When you're a parent, you'll want to do all you can to keep your little one safe. One key way to achieve this is to boost their immune system. When it comes to your children's health, many of the methods you'd apply to yourself will work for your little ones too.
Maintain a good diet
If you want to keep your kids healthy, they'll need regular excellent nourishment. Try to make sure they eat from all the main food groups. And although there's no need to ban them from snacks entirely, you should limit the amount of junk they consume.
Wherever possible, provide your children with fresh food. As one of the biggest parenting challenges, helping them stay on top of their vitamins and nutrients may sometimes feel like a struggle. If your little ones dislike certain fruit and veggies, try giving them a multivitamin too.
Vary fruits and vegetables
While we're on the topic of fruits and vegetables, it's worth exploring how to get more from them. As a good basic rule, try to help your kids eat a rainbow. In doing so, they're more likely to consume all the vitamins and minerals they need.
If your little ones don't feel excited by the thought of fruits and veggies, try making them some smoothies instead. Even better still, hide their veggies in your cooking. By helping them get more, you're providing them with antioxidants. As a result, their immune system should grow stronger.
Drink plenty of water
If you're looking for an easy way to maintain your children's health, drinking water is it. Water is an essential blood component. When your blood is in a good way, it'll carry oxygen to your body's tissues. It also carries toxins away, which makes it easier for the liver and kidneys to do their job.
In a world of juices and sodas, water isn't always a big priority for little ones. To make your life easier, try enticing them with a fun bottle. Scheduling time to drink water hydrate and adding fruit to water are other easy ways to help them get more.
Reduce stress and anxiety
Although you may feel as though parenting is more stressful than being a kid, your little ones may feel differently. Children are just as likely to encounter stress and anxiety as us adults are. And when they do, their immune systems take a hit.
When your little ones feel stressed, they'll produce more cortisol. As cortisol begins to make its way around their body, it'll have a negative effect on their immune system. One way to offset this is to encourage them to talk to you about their problems. Additionally, make sure you leave them with plenty of time to play and blow off steam.
Maintain a good sleeping pattern
When you sleep, you produce proteins called cytokines. Those cytokines are essential for keeping your immune system strong. When you have enough of them, you strengthen your guard against pathogens and feel healthier as a result.
As any parent will know, encouraging a child to sleep isn't always easy. They're hardly likely to appreciate the beauty of cytokines, especially when there's playing to do! To make life easier for them, try to establish a sleep routine. Waking and going to bed at the same time are excellent starting points, as it acts as a guide for their circadian rhythm.
Get regular exercise
Children love playing, which means they should naturally get some exercise. But when yours would rather read a book or hop onto a games console, they may not be moving around as much as they need to. When your little ones exercise, they produce more white blood cells. As their white blood cells act as an early form of defence against infections, they need plenty of them.
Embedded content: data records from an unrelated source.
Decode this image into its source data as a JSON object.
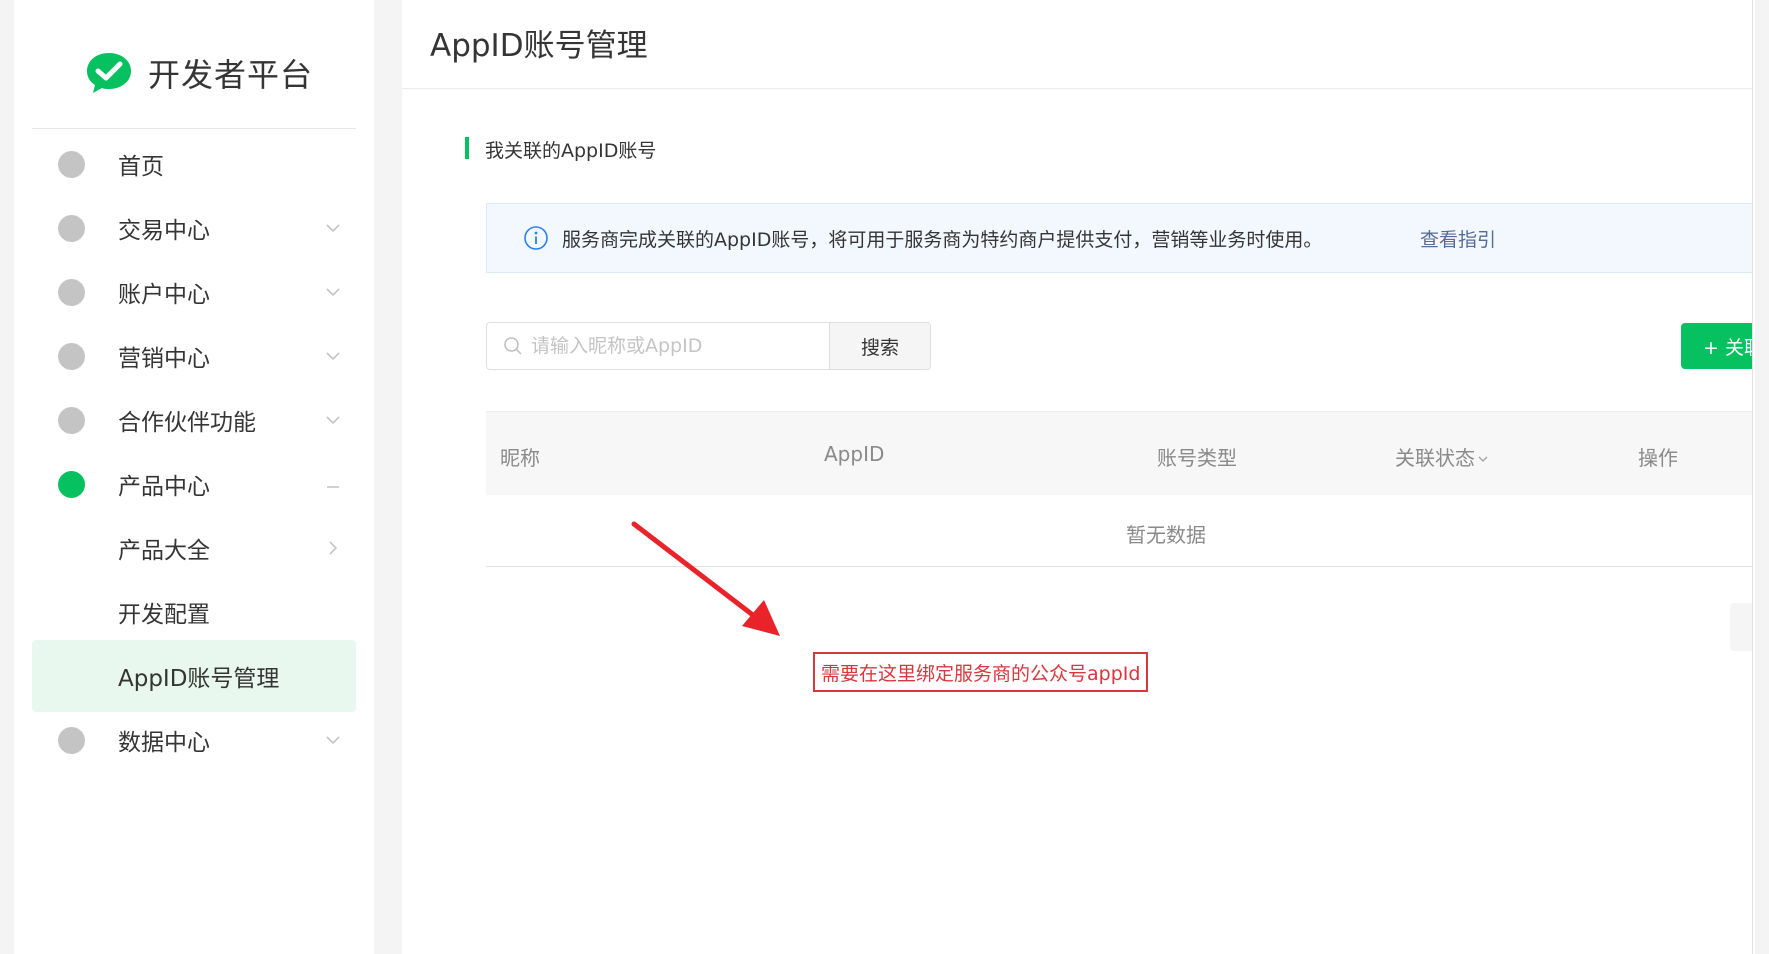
{
  "brand": {
    "name": "开发者平台",
    "logo_icon": "wechat-check-icon",
    "accent": "#07c160"
  },
  "sidebar": {
    "items": [
      {
        "label": "首页",
        "icon": "dot-icon",
        "arrow": ""
      },
      {
        "label": "交易中心",
        "icon": "dot-icon",
        "arrow": "chevron-down-icon"
      },
      {
        "label": "账户中心",
        "icon": "dot-icon",
        "arrow": "chevron-down-icon"
      },
      {
        "label": "营销中心",
        "icon": "dot-icon",
        "arrow": "chevron-down-icon"
      },
      {
        "label": "合作伙伴功能",
        "icon": "dot-icon",
        "arrow": "chevron-down-icon"
      },
      {
        "label": "产品中心",
        "icon": "dot-icon-active",
        "arrow": "collapse-dash-icon"
      },
      {
        "label": "产品大全",
        "icon": "",
        "arrow": "chevron-right-icon"
      },
      {
        "label": "开发配置",
        "icon": "",
        "arrow": ""
      },
      {
        "label": "AppID账号管理",
        "icon": "",
        "arrow": "",
        "selected": true
      },
      {
        "label": "数据中心",
        "icon": "dot-icon",
        "arrow": "chevron-down-icon"
      }
    ]
  },
  "main": {
    "title": "AppID账号管理",
    "section_title": "我关联的AppID账号",
    "notice": {
      "text": "服务商完成关联的AppID账号，将可用于服务商为特约商户提供支付，营销等业务时使用。",
      "link": "查看指引"
    },
    "search": {
      "placeholder": "请输入昵称或AppID",
      "value": "",
      "button": "搜索"
    },
    "add_button": "+ 关联AppID",
    "table": {
      "columns": [
        "昵称",
        "AppID",
        "账号类型",
        "关联状态",
        "操作"
      ],
      "empty_text": "暂无数据"
    }
  },
  "annotation": {
    "text": "需要在这里绑定服务商的公众号appId",
    "color": "#d9363e"
  }
}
If you want to help your little one get moving, try spending more time playing outdoors. You could also sign them up for a local team sport. Finally, consider finding ways to tie their fitness in with other childhood essentials. Learning to swim and learning to ride a bike both count as exercise.
From early in their life, your little one will have the chance to benefit from a vaccination schedule. By following it, you help their immune system recognise and battle against deadly pathogens.
Most childhood vaccinations won't cause a reaction. However, it is normal for your child to have a bit of a temperature following certain ones. For your reassurance, use a Fevermates strip for temperature monitoring. Their fever shouldn't go too high, but if it does, you can always ask a medical professional for advice.
Vigilance during outbreaks
Your local health board will likely provide information on disease outbreaks that are near to you. Although coming into contact with pathogens helps your child's immune system recognise them, you don't want to expose them unnecessarily. Each sniffle they catch weakens their immunity against anything more deadly in the nearby area.
Naturally, you can't protect your child against all nearby viruses. But you can care for them when they catch one. In addition to temperature monitoring, make sure you keep them well-hydrated and comfortable.
Dressing for the weather
There's no direct link between being cold and catching a cold. However, scientists do recognise that having an elevated body temperature can help make some immune cells work better. Additionally, there's evidence to suggest that being in environments that are less than 5 degrees Celsius has a negative impact on your body temperature.
With that evidence in mind, make sure you always dress your little one for the weather. By keeping the cold away from them, you're making sure their immune system does its job.
Practice good hygiene
Finally, make sure your child understands good hand hygiene. Keeping their hands clean after they go to the toilet and after they sneeze offers a lot of protection. You can even find child-friendly hand sanitisers for when your little ones are out and about.
With a little vigilance and some positive lifestyle changes, you can boost your child's immunity. By using a Fevermates temperature strip, you can also monitor their health when they're feeling unwell.